[Supplied data — start]

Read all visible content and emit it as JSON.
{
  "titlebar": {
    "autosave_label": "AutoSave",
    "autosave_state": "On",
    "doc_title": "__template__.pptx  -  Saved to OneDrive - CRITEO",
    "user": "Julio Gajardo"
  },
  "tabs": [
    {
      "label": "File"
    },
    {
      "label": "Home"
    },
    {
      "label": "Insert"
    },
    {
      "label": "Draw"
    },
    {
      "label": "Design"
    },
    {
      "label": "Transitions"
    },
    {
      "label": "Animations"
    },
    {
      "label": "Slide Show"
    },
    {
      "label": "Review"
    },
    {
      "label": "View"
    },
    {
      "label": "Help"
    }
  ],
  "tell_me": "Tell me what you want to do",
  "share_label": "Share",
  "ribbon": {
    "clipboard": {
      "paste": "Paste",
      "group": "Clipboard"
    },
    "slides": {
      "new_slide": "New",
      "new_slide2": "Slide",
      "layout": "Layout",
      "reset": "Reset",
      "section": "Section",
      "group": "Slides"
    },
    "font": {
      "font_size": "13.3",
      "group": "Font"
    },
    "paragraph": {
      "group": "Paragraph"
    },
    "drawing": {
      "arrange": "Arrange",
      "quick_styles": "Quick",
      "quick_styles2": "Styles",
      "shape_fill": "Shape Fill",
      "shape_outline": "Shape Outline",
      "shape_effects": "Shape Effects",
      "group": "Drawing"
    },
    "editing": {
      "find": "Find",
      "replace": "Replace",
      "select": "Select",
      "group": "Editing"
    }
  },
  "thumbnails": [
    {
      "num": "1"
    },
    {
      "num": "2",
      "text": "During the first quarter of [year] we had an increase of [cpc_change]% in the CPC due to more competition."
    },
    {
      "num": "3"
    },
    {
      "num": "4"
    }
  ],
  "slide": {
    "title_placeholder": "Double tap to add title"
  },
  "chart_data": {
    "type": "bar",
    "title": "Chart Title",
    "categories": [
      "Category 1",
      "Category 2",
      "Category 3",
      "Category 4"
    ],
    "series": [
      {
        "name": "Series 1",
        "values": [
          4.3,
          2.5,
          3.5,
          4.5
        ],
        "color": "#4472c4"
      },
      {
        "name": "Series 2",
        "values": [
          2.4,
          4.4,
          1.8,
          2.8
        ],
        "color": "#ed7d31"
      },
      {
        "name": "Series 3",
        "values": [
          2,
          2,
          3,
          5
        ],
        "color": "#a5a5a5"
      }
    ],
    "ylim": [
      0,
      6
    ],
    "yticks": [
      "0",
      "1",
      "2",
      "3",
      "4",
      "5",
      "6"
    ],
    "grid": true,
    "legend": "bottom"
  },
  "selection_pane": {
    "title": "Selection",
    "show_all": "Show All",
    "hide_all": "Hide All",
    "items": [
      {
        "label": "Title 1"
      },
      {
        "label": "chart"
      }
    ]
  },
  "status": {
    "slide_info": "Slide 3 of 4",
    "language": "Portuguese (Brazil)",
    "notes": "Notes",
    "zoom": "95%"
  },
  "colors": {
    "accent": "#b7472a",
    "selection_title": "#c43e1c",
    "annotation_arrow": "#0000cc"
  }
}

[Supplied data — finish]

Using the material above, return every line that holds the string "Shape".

### Written answer:
      "shape_fill": "Shape Fill",
      "shape_outline": "Shape Outline",
      "shape_effects": "Shape Effects",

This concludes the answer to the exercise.